As closed-door talks for the Trans-Pacific Partnership (TPP) Agreement resume in Singapore this week, international medical humanitarian organisation Médecins Sans Frontières is calling on Australia and negotiating countries to reject rules that threaten to dismantle internationally agreed public health safeguards and restrict access to medicines in developing countries.
The TPP negotiations, which currently involve eleven Asia-Pacific countries, are being conducted in secret, but leaked texts reveal the most aggressive intellectual property (IP) measures ever suggested in a trade deal with developing countries. The U.S. proposals threaten to roll back internationally-agreed public health safeguards and would put in place far-reaching monopoly protections that keep medicine prices high and out of the reach of millions in the Asia-Pacific region.
“Too many people already die needlessly because the medicines they need are too expensive or do not exist, and we cannot stand by as the Trans-Pacific Partnership threatens to further restrict access to medicines in developing countries,” said Dr. Unni Karunakara, International President of Médecins Sans Frontières. “We are gravely concerned about countries like Thailand, where we started treating HIV/AIDS more than a decade ago and then transitioned our programs to local authorities with the confidence that they would be able to continue providing lifesaving treatments. Now Thailand is on the cusp of joining a dangerous deal that could jeopardise its ability to maintain, let alone scale up, vital, life-saving health programs for its people.”

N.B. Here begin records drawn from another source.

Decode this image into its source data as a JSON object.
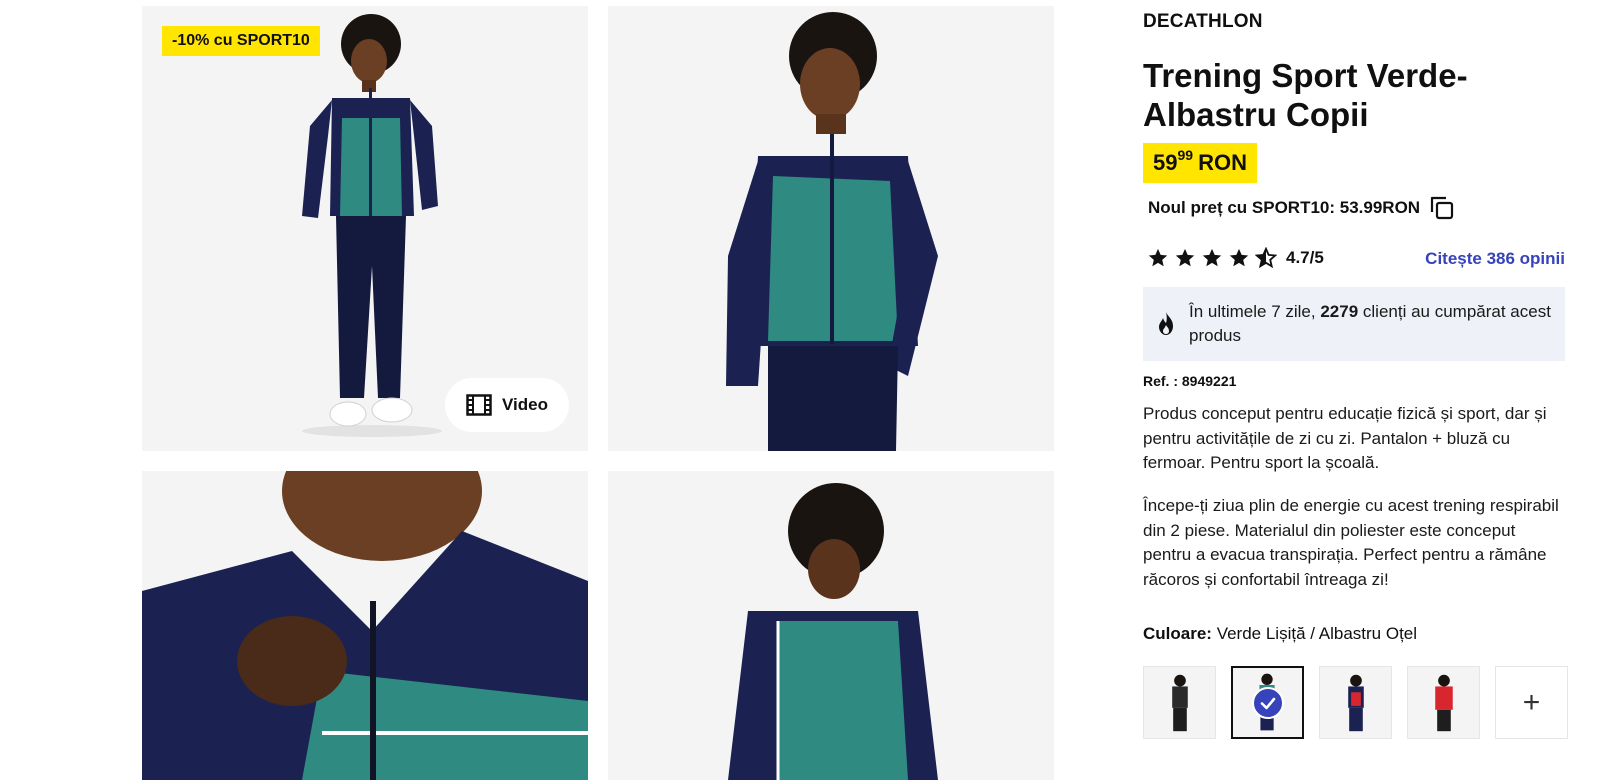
{
  "gallery": {
    "promo_badge": "-10% cu SPORT10",
    "video_label": "Video",
    "images": [
      "full-body-front",
      "upper-body-side",
      "zipper-closeup",
      "back-view"
    ]
  },
  "product": {
    "brand": "DECATHLON",
    "title": "Trening Sport Verde-Albastru Copii",
    "price_int": "59",
    "price_dec": "99",
    "currency": "RON",
    "promo_price_text": "Noul preț cu SPORT10: 53.99RON",
    "rating": {
      "stars": 4.5,
      "text": "4.7/5"
    },
    "reviews_link": "Citește 386 opinii",
    "social_proof": {
      "before": "În ultimele 7 zile, ",
      "count": "2279",
      "after": " clienți au cumpărat acest produs"
    },
    "ref": "Ref. : 8949221",
    "description_1": "Produs conceput pentru educație fizică și sport, dar și pentru activitățile de zi cu zi. Pantalon + bluză cu fermoar. Pentru sport la școală.",
    "description_2": "Începe-ți ziua plin de energie cu acest trening respirabil din 2 piese. Materialul din poliester este conceput pentru a evacua transpirația. Perfect pentru a rămâne răcoros și confortabil întreaga zi!",
    "colour_label": "Culoare:",
    "colour_value": " Verde Lișiță / Albastru Oțel",
    "more_colours": "+"
  },
  "colors": {
    "accent_yellow": "#ffe500",
    "link_blue": "#3643ba",
    "navy": "#1b2251",
    "teal": "#2f8a82",
    "red": "#d8262f"
  },
  "icons": [
    "film-icon",
    "copy-icon",
    "star-icon",
    "star-half-icon",
    "fire-icon",
    "check-icon",
    "plus-icon"
  ]
}
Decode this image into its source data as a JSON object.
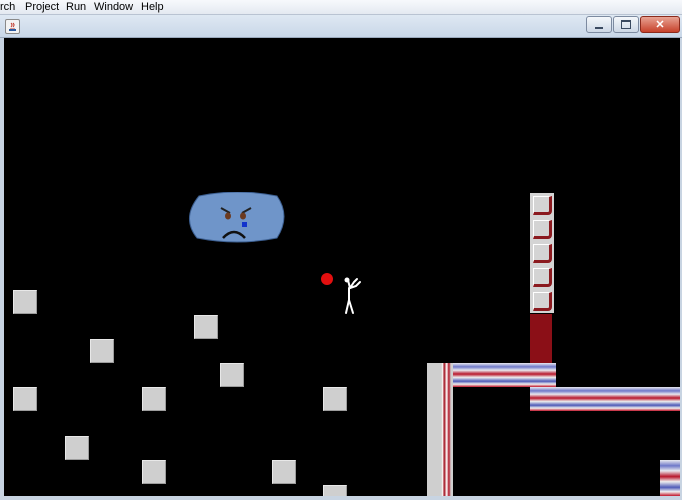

Furthermore, U.S. negotiators have said the TPP will be a template for its future trade agreements across the globe, setting a damaging precedent. Despite widespread opposition to its current proposals, including from other negotiating countries, the U.S. has failed to put forth any alternative text, essentially running out the clock so countries may be forced to accept its original demands in order to meet the announced October 2013 deadline.
The proposed IP rules would grant the pharmaceutical industry a wide-ranging set of legal mechanisms designed to prolong monopoly protection for medicines and delay the availability of more affordable generic versions. These demands represent a complete repudiation of the U.S. government’s own 2007 bipartisan trade policy, which promised to scale back some of the harshest IP provisions in trade deals with developing countries.